→ Directions for this task: Your answer must be every line of the data that contains "tous".

→ Available data:
· · · ·

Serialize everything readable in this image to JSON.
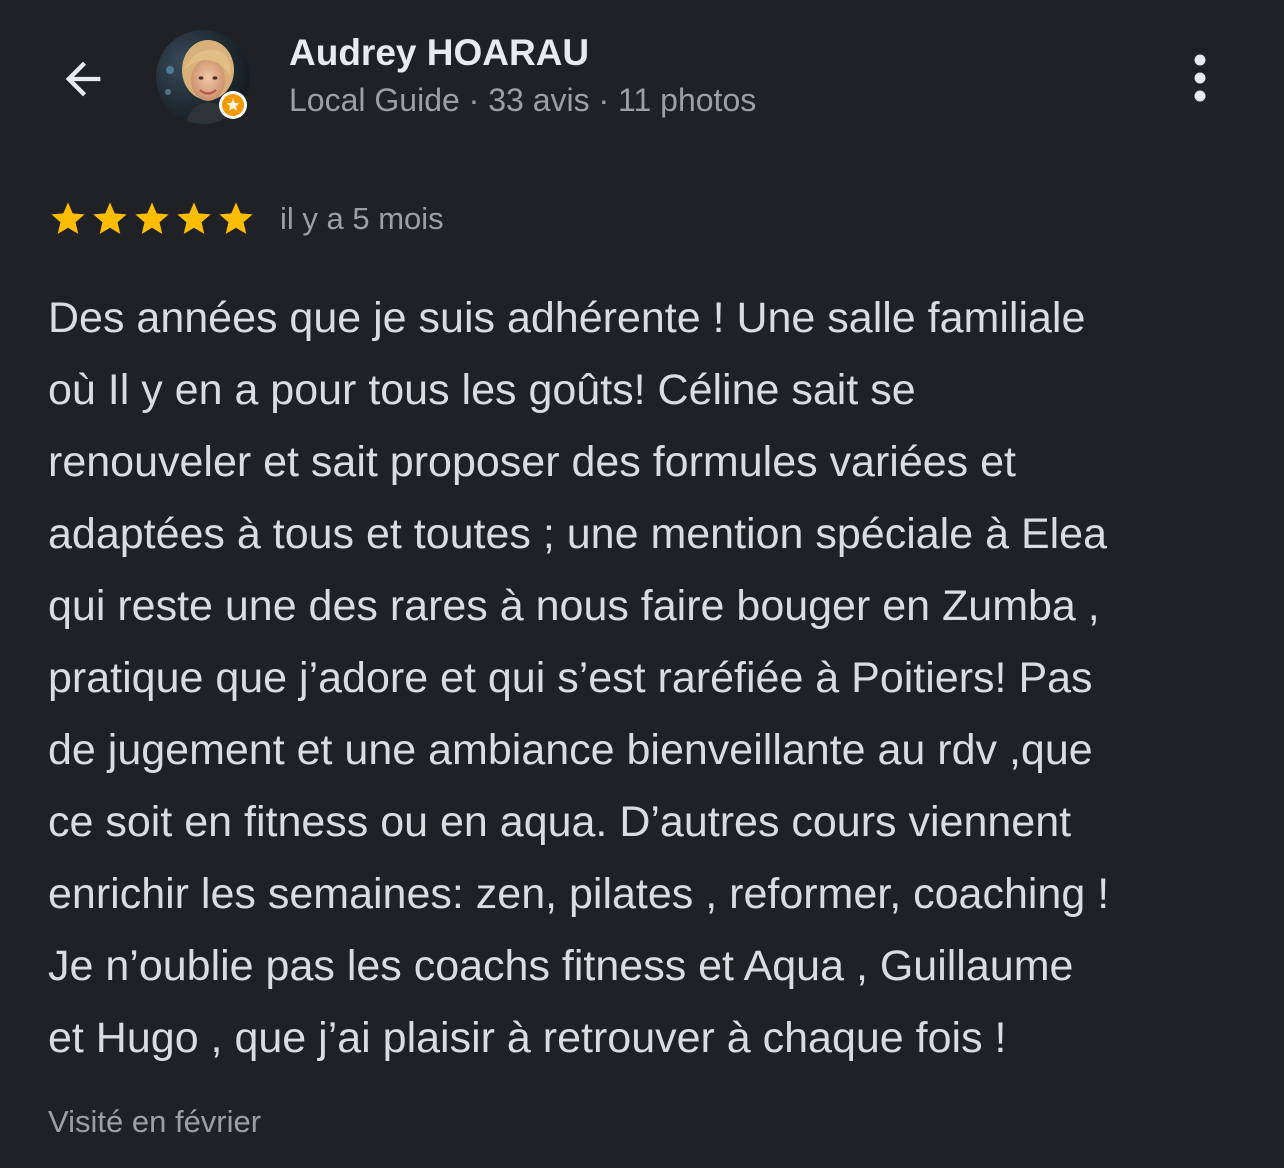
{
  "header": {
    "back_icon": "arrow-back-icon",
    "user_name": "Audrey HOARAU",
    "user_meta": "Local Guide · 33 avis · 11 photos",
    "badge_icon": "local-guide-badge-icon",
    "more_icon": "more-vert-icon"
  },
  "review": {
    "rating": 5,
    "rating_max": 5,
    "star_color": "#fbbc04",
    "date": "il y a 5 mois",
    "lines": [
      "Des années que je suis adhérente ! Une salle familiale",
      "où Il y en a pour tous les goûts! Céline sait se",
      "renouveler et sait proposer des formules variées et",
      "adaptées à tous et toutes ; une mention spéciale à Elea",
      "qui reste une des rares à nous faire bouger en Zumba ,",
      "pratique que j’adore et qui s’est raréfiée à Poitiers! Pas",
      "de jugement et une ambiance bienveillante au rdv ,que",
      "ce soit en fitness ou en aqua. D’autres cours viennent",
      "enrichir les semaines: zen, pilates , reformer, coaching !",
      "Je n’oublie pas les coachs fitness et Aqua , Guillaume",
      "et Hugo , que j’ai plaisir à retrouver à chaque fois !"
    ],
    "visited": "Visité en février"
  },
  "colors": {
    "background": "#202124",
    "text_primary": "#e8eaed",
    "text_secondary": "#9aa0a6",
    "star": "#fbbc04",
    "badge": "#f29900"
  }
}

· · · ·

→ Solution to this problem:
      "où Il y en a pour tous les goûts! Céline sait se",
      "adaptées à tous et toutes ; une mention spéciale à Elea",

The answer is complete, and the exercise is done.